The Quartetto Italiano (English: Italian Quartet) was a string quartet founded in Reggio Emilia in 1945. They made their debut in 1945 in Carpi when all four players were still in their early 20's. They were originally named Nuovo Quartetto Italiano before dropping the "Nuovo" tag in 1951. They are particularly noted for their recording of the complete cycle of Beethoven string quartets, made between 1967 and 1975. The quartet disbanded in 1980.
Borciani, Pegreffi and Rossi met in 1940 at the Concorso Nazionale in La Spezia. In summer 1942 they met again at the Accademia Musicale Chigiana in Siena, where the cellist Arturo Bonucci (Sr.) (head of the chamber class, husband of Pina Carmirelli) put them together with the viola player Lionello Forzanti for the study session. They worked together on the Debussy quartet and performed it in September 1942.
In August 1945 the group began to study together again at the Borciani house in Reggio Emilia. Their debut followed on 12 November 1945 at the Sala dei Mori in Carpi, as the Nuovo Quartetto Italiano, in the inaugural concert of the Società degli Amici della Musica. By the end of the year they had also performed in Reggio Emilia and in Milan.

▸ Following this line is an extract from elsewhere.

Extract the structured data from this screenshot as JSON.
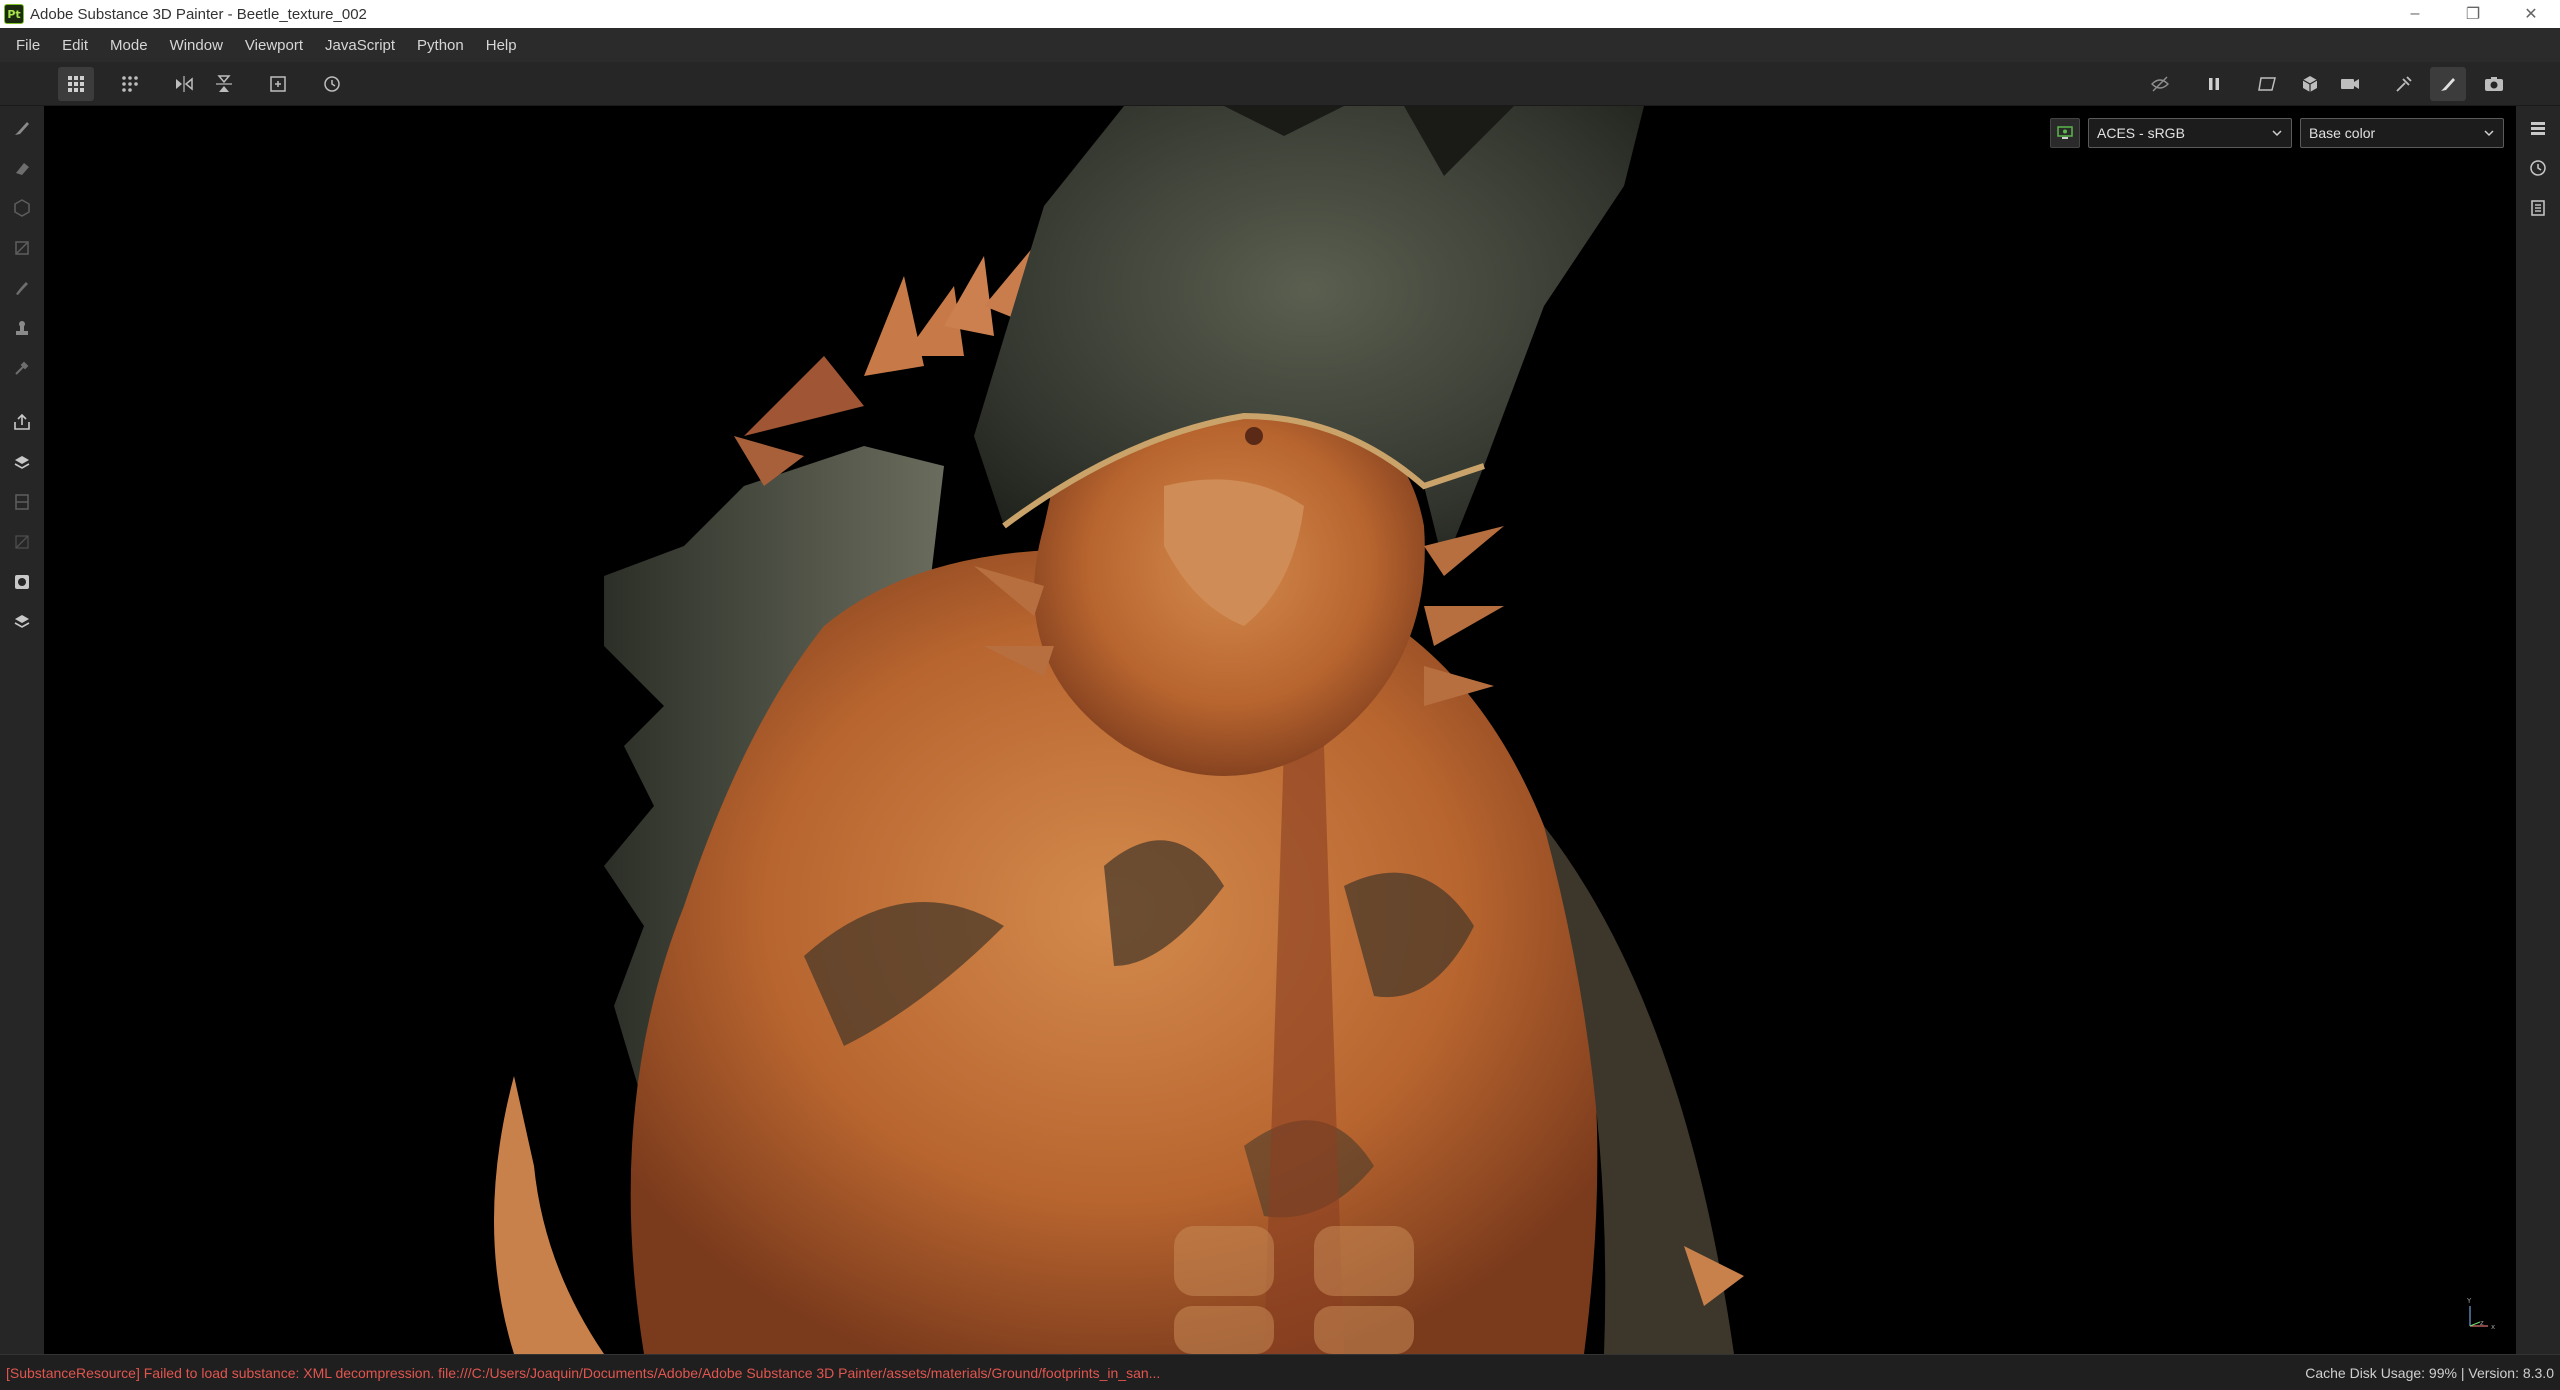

In March 1946 they were winners at the Concorso of the Accademia Nazionale di Santa Cecilia, and also in the Concorso of the Accademia Filarmonica Romana. A performance for the Milan Quartet Society followed, and the first foreign engagement was at the Zürich Tonhalle.

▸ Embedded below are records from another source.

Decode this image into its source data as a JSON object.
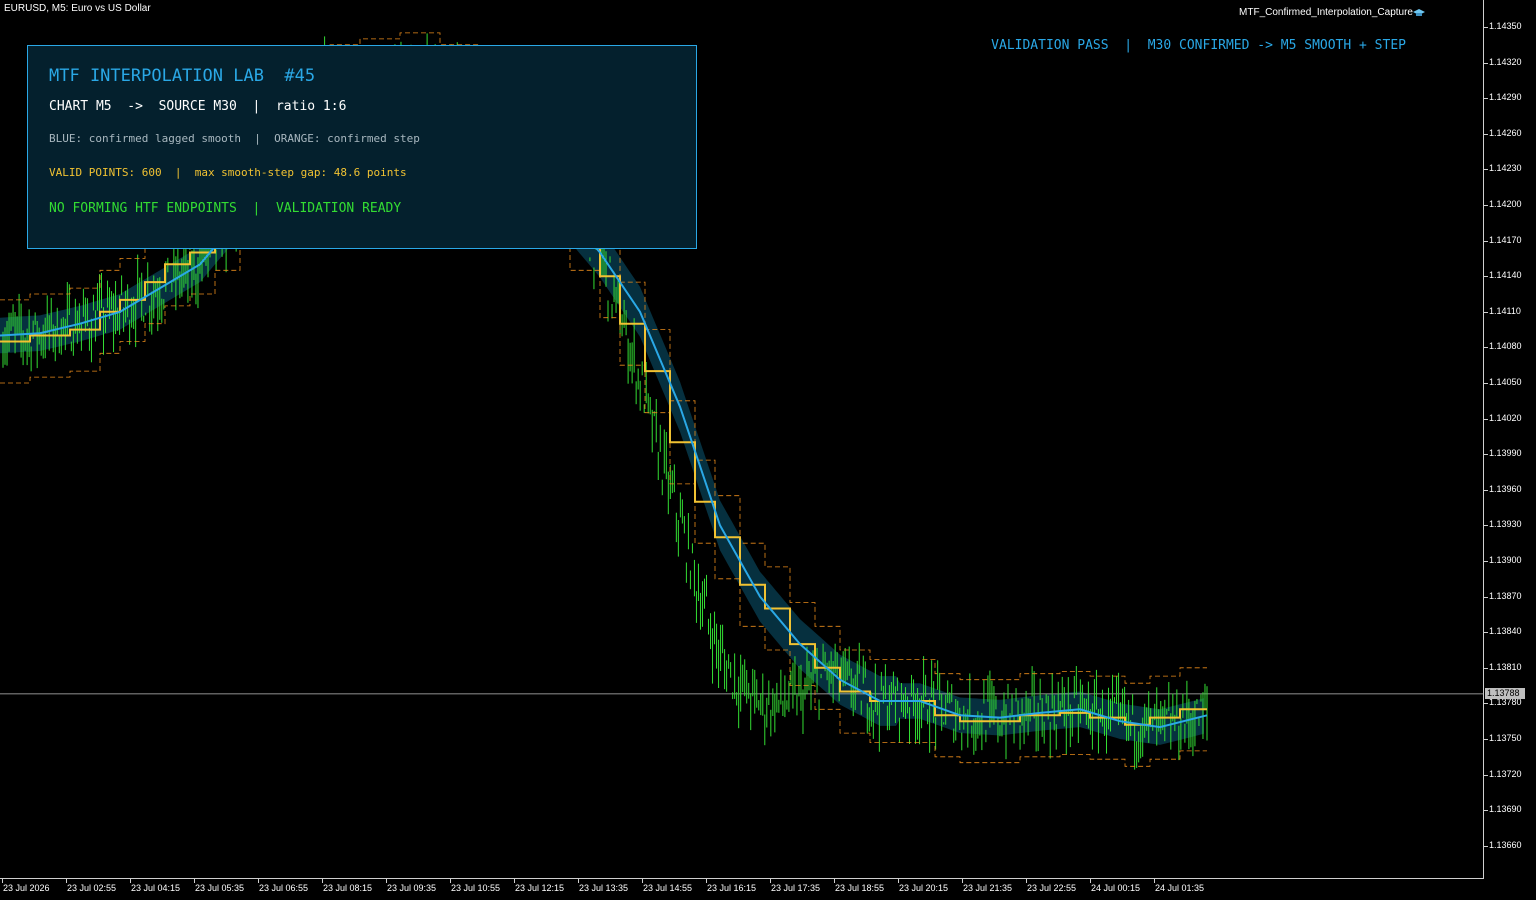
{
  "window": {
    "symbol_label": "EURUSD, M5:  Euro vs US Dollar",
    "ea_label": "MTF_Confirmed_Interpolation_Capture",
    "ea_icon": "graduation-cap-icon"
  },
  "status_banner": "VALIDATION PASS  |  M30 CONFIRMED -> M5 SMOOTH + STEP",
  "panel": {
    "title": "MTF INTERPOLATION LAB  #45",
    "line1": "CHART M5  ->  SOURCE M30  |  ratio 1:6",
    "line2": "BLUE: confirmed lagged smooth  |  ORANGE: confirmed step",
    "line3": "VALID POINTS: 600  |  max smooth-step gap: 48.6 points",
    "line4": "NO FORMING HTF ENDPOINTS  |  VALIDATION READY"
  },
  "colors": {
    "candles": "#33dd33",
    "smooth": "#2aa8e6",
    "band": "#06303f",
    "step": "#f1c232",
    "step_envelope": "#e88a1a",
    "current_line": "#bfbfbf"
  },
  "price_axis": {
    "ticks": [
      "1.14350",
      "1.14320",
      "1.14290",
      "1.14260",
      "1.14230",
      "1.14200",
      "1.14170",
      "1.14140",
      "1.14110",
      "1.14080",
      "1.14050",
      "1.14020",
      "1.13990",
      "1.13960",
      "1.13930",
      "1.13900",
      "1.13870",
      "1.13840",
      "1.13810",
      "1.13780",
      "1.13750",
      "1.13720",
      "1.13690",
      "1.13660"
    ],
    "current": "1.13788"
  },
  "time_axis": {
    "ticks": [
      "23 Jul 2026",
      "23 Jul 02:55",
      "23 Jul 04:15",
      "23 Jul 05:35",
      "23 Jul 06:55",
      "23 Jul 08:15",
      "23 Jul 09:35",
      "23 Jul 10:55",
      "23 Jul 12:15",
      "23 Jul 13:35",
      "23 Jul 14:55",
      "23 Jul 16:15",
      "23 Jul 17:35",
      "23 Jul 18:55",
      "23 Jul 20:15",
      "23 Jul 21:35",
      "23 Jul 22:55",
      "24 Jul 00:15",
      "24 Jul 01:35"
    ]
  },
  "chart_data": {
    "type": "line",
    "ylim": [
      1.13645,
      1.14365
    ],
    "current_price": 1.13788,
    "smooth_points": [
      [
        0,
        1.1409
      ],
      [
        40,
        1.14092
      ],
      [
        80,
        1.141
      ],
      [
        120,
        1.1411
      ],
      [
        160,
        1.1413
      ],
      [
        200,
        1.1415
      ],
      [
        240,
        1.1419
      ],
      [
        280,
        1.1424
      ],
      [
        340,
        1.1429
      ],
      [
        420,
        1.1431
      ],
      [
        480,
        1.143
      ],
      [
        520,
        1.1425
      ],
      [
        560,
        1.142
      ],
      [
        600,
        1.1416
      ],
      [
        640,
        1.1411
      ],
      [
        680,
        1.1403
      ],
      [
        720,
        1.1393
      ],
      [
        760,
        1.1387
      ],
      [
        800,
        1.1383
      ],
      [
        840,
        1.138
      ],
      [
        880,
        1.13782
      ],
      [
        920,
        1.13782
      ],
      [
        960,
        1.1377
      ],
      [
        1000,
        1.13768
      ],
      [
        1040,
        1.13772
      ],
      [
        1080,
        1.13775
      ],
      [
        1120,
        1.13765
      ],
      [
        1160,
        1.1376
      ],
      [
        1207,
        1.1377
      ]
    ],
    "band_half_width": 0.00015,
    "step_points": [
      [
        0,
        1.14085
      ],
      [
        30,
        1.1409
      ],
      [
        70,
        1.14095
      ],
      [
        100,
        1.1411
      ],
      [
        120,
        1.1412
      ],
      [
        145,
        1.14135
      ],
      [
        165,
        1.1415
      ],
      [
        190,
        1.1416
      ],
      [
        215,
        1.1418
      ],
      [
        240,
        1.1422
      ],
      [
        270,
        1.1426
      ],
      [
        300,
        1.1429
      ],
      [
        330,
        1.143
      ],
      [
        360,
        1.14305
      ],
      [
        400,
        1.1431
      ],
      [
        440,
        1.143
      ],
      [
        480,
        1.1428
      ],
      [
        510,
        1.1425
      ],
      [
        540,
        1.1423
      ],
      [
        570,
        1.1418
      ],
      [
        600,
        1.1414
      ],
      [
        620,
        1.141
      ],
      [
        645,
        1.1406
      ],
      [
        670,
        1.14
      ],
      [
        695,
        1.1395
      ],
      [
        715,
        1.1392
      ],
      [
        740,
        1.1388
      ],
      [
        765,
        1.1386
      ],
      [
        790,
        1.1383
      ],
      [
        815,
        1.1381
      ],
      [
        840,
        1.1379
      ],
      [
        870,
        1.13782
      ],
      [
        910,
        1.13782
      ],
      [
        935,
        1.1377
      ],
      [
        960,
        1.13765
      ],
      [
        990,
        1.13765
      ],
      [
        1020,
        1.1377
      ],
      [
        1060,
        1.13772
      ],
      [
        1090,
        1.13768
      ],
      [
        1125,
        1.13762
      ],
      [
        1150,
        1.13768
      ],
      [
        1180,
        1.13775
      ],
      [
        1207,
        1.13775
      ]
    ],
    "step_envelope_offset": 0.00035,
    "candle_count": 600
  }
}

In February 1947 Piero Farulli replaced Forzanti at the viola desk, and the first performance in the new (and permanent) company was in Mantua. Debuts followed that year in Austria, England, at the Venice International Festival, and at the Engadin Konzertwochen (where their collaboration with clarinettist Antoine de Bavier in the Mozart Quintet K.581 occurred - recorded also for Decca label). They also gave the world premiere of the Villa-Lobos Quartet No.9 at the Accademia Filarmonica Romana.
Appearances in Italy, England, Scotland, Spain and France followed in 1948, totalling 63 concerts, and the group began recording for Decca Records. Concerts rose to over 100 in 1949, with visits to Sweden, Czechoslovakia, Denmark, Norway and the Netherlands. At Stockholm Royal Academy they gave a series of lecture-recitals with Gerda Busoni, widow of Ferruccio Busoni. Another century of concerts was given in 1950.

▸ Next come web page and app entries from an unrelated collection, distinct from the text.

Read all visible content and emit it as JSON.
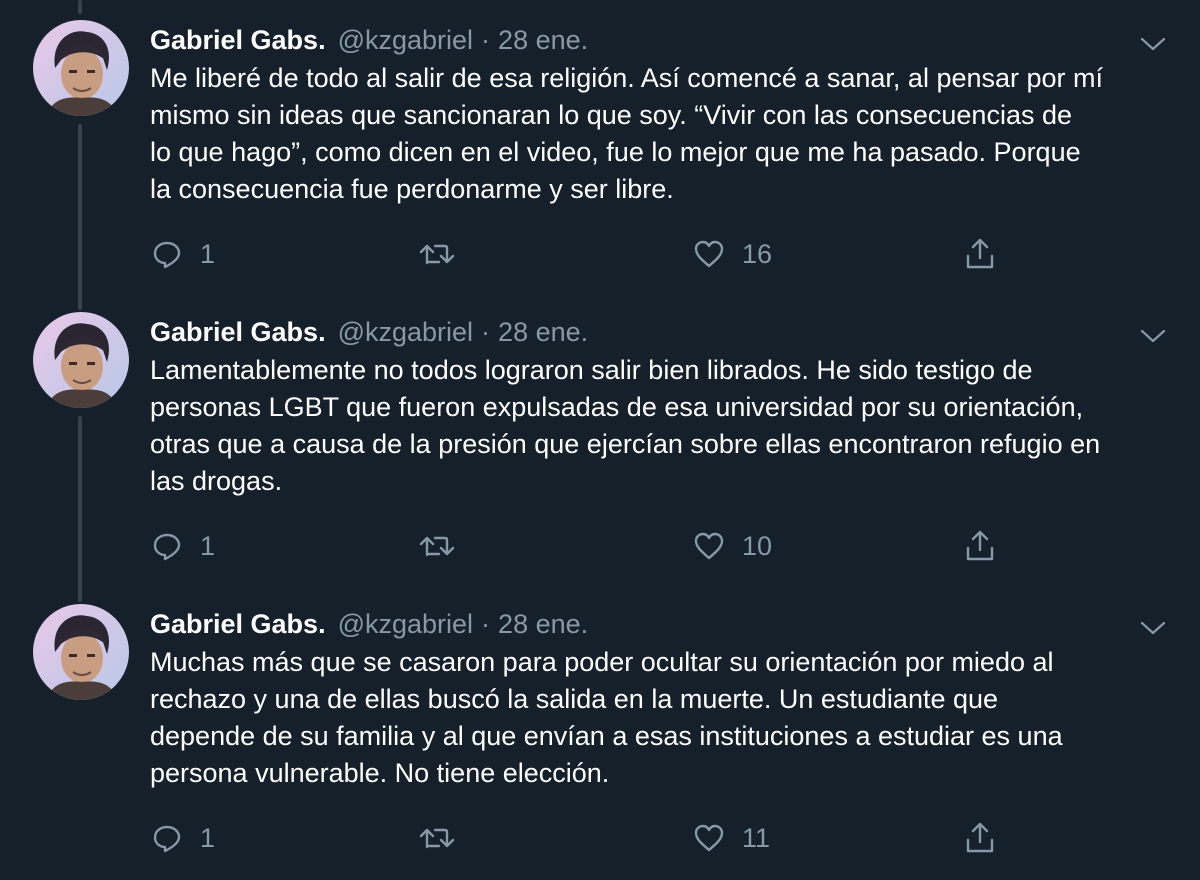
{
  "tweets": [
    {
      "name": "Gabriel Gabs.",
      "handle": "@kzgabriel",
      "separator": "·",
      "date": "28 ene.",
      "lines": [
        "Me liberé de todo al salir de esa religión. Así comencé a sanar, al pensar por mí",
        "mismo sin ideas que sancionaran lo que soy. “Vivir con las consecuencias de",
        "lo que hago”, como dicen en el video, fue lo mejor que me ha pasado. Porque",
        "la consecuencia fue perdonarme y ser libre."
      ],
      "replies": "1",
      "retweets": "",
      "likes": "16"
    },
    {
      "name": "Gabriel Gabs.",
      "handle": "@kzgabriel",
      "separator": "·",
      "date": "28 ene.",
      "lines": [
        "Lamentablemente no todos lograron salir bien librados. He sido testigo de",
        "personas LGBT que fueron expulsadas de esa universidad por su orientación,",
        "otras que a causa de la presión que ejercían sobre ellas encontraron refugio en",
        "las drogas."
      ],
      "replies": "1",
      "retweets": "",
      "likes": "10"
    },
    {
      "name": "Gabriel Gabs.",
      "handle": "@kzgabriel",
      "separator": "·",
      "date": "28 ene.",
      "lines": [
        "Muchas más que se casaron para poder ocultar su orientación por miedo al",
        "rechazo y una de ellas buscó la salida en la muerte. Un estudiante que",
        "depende de su familia y al que envían a esas instituciones a estudiar es una",
        "persona vulnerable. No tiene elección."
      ],
      "replies": "1",
      "retweets": "",
      "likes": "11"
    }
  ],
  "icons": {
    "caret": "chevron-down-icon",
    "reply": "reply-icon",
    "retweet": "retweet-icon",
    "like": "like-icon",
    "share": "share-icon"
  },
  "colors": {
    "background": "#15202b",
    "text": "#ffffff",
    "secondary": "#8899a6",
    "thread_line": "#38444d"
  }
}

In 1951 (having dropped the word “Nuovo” (i.e., new) from their name) the Quartet performed at the Edinburgh Festival and at the Salzburg Festival. It was at Salzburg that they had a long and very influential interview with Wilhelm Furtwängler, who urged them to work towards a much greater freedom of expression which would access for them the world of Grand Romanticism. This was much later acknowledged as a critical turning-point for the group.
BEETHOVEN String Quartet No.6 in B flat Op.18, No.6
BEETHOVEN String Quartet No.7 in F Op.59, No.1
Recorded July 1952, Santa Cecilia, Rome
HADYN String Quartet in G major, Op. 77, No. 1, Hob III:81
MOZART String Quartet No. 2 in D major, K155 (K134a)
HADYN String Quartet in E flat major, Op. 64, No. 6, Hob III:64)
Recorded 1952 & 1948
Total duration: 50:55